We opted to cast against type and were thrilled with the results. To see David in our show just go here.
I feel bad for actors in that they easily get pigeonholed. Play a good villain and those are the only roles you’re offered. Make a name for yourself in comedy and you’re deemed too “light” for hard drama. Producers and networks are often short-sighted and just see actors one way.
And yet, casting against type pays off time and time again. I’ve found that interesting villains generally can play comedy. Ed Asner was a heavy his entire career until landing the Lou Grant role on THE MARY TYLER MOORE SHOW. Nick Colsanto played mob guys and thugs in many movies including RAGING BULL and I think you’d agree he did an okay job as the Coach on CHEERS. (And while we’re on the subject of CHEERS, could you ever picture Woody Harrelson playing scary guys so convincingly?)
When I saw ROBOCOP I was particularly impressed with one of the bad guys.
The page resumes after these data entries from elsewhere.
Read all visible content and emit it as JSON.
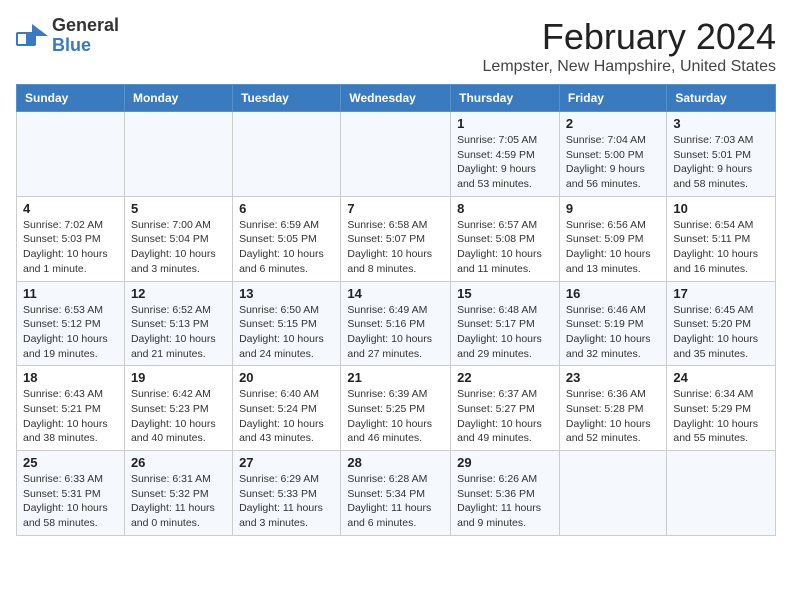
{
  "header": {
    "logo_general": "General",
    "logo_blue": "Blue",
    "month_title": "February 2024",
    "location": "Lempster, New Hampshire, United States"
  },
  "days_of_week": [
    "Sunday",
    "Monday",
    "Tuesday",
    "Wednesday",
    "Thursday",
    "Friday",
    "Saturday"
  ],
  "weeks": [
    [
      {
        "day": "",
        "info": ""
      },
      {
        "day": "",
        "info": ""
      },
      {
        "day": "",
        "info": ""
      },
      {
        "day": "",
        "info": ""
      },
      {
        "day": "1",
        "info": "Sunrise: 7:05 AM\nSunset: 4:59 PM\nDaylight: 9 hours and 53 minutes."
      },
      {
        "day": "2",
        "info": "Sunrise: 7:04 AM\nSunset: 5:00 PM\nDaylight: 9 hours and 56 minutes."
      },
      {
        "day": "3",
        "info": "Sunrise: 7:03 AM\nSunset: 5:01 PM\nDaylight: 9 hours and 58 minutes."
      }
    ],
    [
      {
        "day": "4",
        "info": "Sunrise: 7:02 AM\nSunset: 5:03 PM\nDaylight: 10 hours and 1 minute."
      },
      {
        "day": "5",
        "info": "Sunrise: 7:00 AM\nSunset: 5:04 PM\nDaylight: 10 hours and 3 minutes."
      },
      {
        "day": "6",
        "info": "Sunrise: 6:59 AM\nSunset: 5:05 PM\nDaylight: 10 hours and 6 minutes."
      },
      {
        "day": "7",
        "info": "Sunrise: 6:58 AM\nSunset: 5:07 PM\nDaylight: 10 hours and 8 minutes."
      },
      {
        "day": "8",
        "info": "Sunrise: 6:57 AM\nSunset: 5:08 PM\nDaylight: 10 hours and 11 minutes."
      },
      {
        "day": "9",
        "info": "Sunrise: 6:56 AM\nSunset: 5:09 PM\nDaylight: 10 hours and 13 minutes."
      },
      {
        "day": "10",
        "info": "Sunrise: 6:54 AM\nSunset: 5:11 PM\nDaylight: 10 hours and 16 minutes."
      }
    ],
    [
      {
        "day": "11",
        "info": "Sunrise: 6:53 AM\nSunset: 5:12 PM\nDaylight: 10 hours and 19 minutes."
      },
      {
        "day": "12",
        "info": "Sunrise: 6:52 AM\nSunset: 5:13 PM\nDaylight: 10 hours and 21 minutes."
      },
      {
        "day": "13",
        "info": "Sunrise: 6:50 AM\nSunset: 5:15 PM\nDaylight: 10 hours and 24 minutes."
      },
      {
        "day": "14",
        "info": "Sunrise: 6:49 AM\nSunset: 5:16 PM\nDaylight: 10 hours and 27 minutes."
      },
      {
        "day": "15",
        "info": "Sunrise: 6:48 AM\nSunset: 5:17 PM\nDaylight: 10 hours and 29 minutes."
      },
      {
        "day": "16",
        "info": "Sunrise: 6:46 AM\nSunset: 5:19 PM\nDaylight: 10 hours and 32 minutes."
      },
      {
        "day": "17",
        "info": "Sunrise: 6:45 AM\nSunset: 5:20 PM\nDaylight: 10 hours and 35 minutes."
      }
    ],
    [
      {
        "day": "18",
        "info": "Sunrise: 6:43 AM\nSunset: 5:21 PM\nDaylight: 10 hours and 38 minutes."
      },
      {
        "day": "19",
        "info": "Sunrise: 6:42 AM\nSunset: 5:23 PM\nDaylight: 10 hours and 40 minutes."
      },
      {
        "day": "20",
        "info": "Sunrise: 6:40 AM\nSunset: 5:24 PM\nDaylight: 10 hours and 43 minutes."
      },
      {
        "day": "21",
        "info": "Sunrise: 6:39 AM\nSunset: 5:25 PM\nDaylight: 10 hours and 46 minutes."
      },
      {
        "day": "22",
        "info": "Sunrise: 6:37 AM\nSunset: 5:27 PM\nDaylight: 10 hours and 49 minutes."
      },
      {
        "day": "23",
        "info": "Sunrise: 6:36 AM\nSunset: 5:28 PM\nDaylight: 10 hours and 52 minutes."
      },
      {
        "day": "24",
        "info": "Sunrise: 6:34 AM\nSunset: 5:29 PM\nDaylight: 10 hours and 55 minutes."
      }
    ],
    [
      {
        "day": "25",
        "info": "Sunrise: 6:33 AM\nSunset: 5:31 PM\nDaylight: 10 hours and 58 minutes."
      },
      {
        "day": "26",
        "info": "Sunrise: 6:31 AM\nSunset: 5:32 PM\nDaylight: 11 hours and 0 minutes."
      },
      {
        "day": "27",
        "info": "Sunrise: 6:29 AM\nSunset: 5:33 PM\nDaylight: 11 hours and 3 minutes."
      },
      {
        "day": "28",
        "info": "Sunrise: 6:28 AM\nSunset: 5:34 PM\nDaylight: 11 hours and 6 minutes."
      },
      {
        "day": "29",
        "info": "Sunrise: 6:26 AM\nSunset: 5:36 PM\nDaylight: 11 hours and 9 minutes."
      },
      {
        "day": "",
        "info": ""
      },
      {
        "day": "",
        "info": ""
      }
    ]
  ]
}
I had never seen him before but he was so compelling. I thought to myself, “I want to work with that guy someday.” That guy was Kurtwood Smith and in fact I did work him. Going against type we also cast him in BIG WAVE DAVE’S. Kurtwood went on to play the father in THAT ‘70s SHOW.
You can see an example here. Tell me he didn’t hit it out of the park.
As a producer you have to be willing to stick your neck out. You may be asking an actor to do something out of his comfort zone and you may be asking the audience to put aside preconceived opinions (even if those opinions were favorable). But when it works the payoffs are HUGE.
Look at Mandy Patinkin in HOMELAND. Usually there’s not a set he doesn’t leave teeth marks on. But in this show he plays a wonderfully controlled character and is far more spellbinding than he ever was playing to the last row.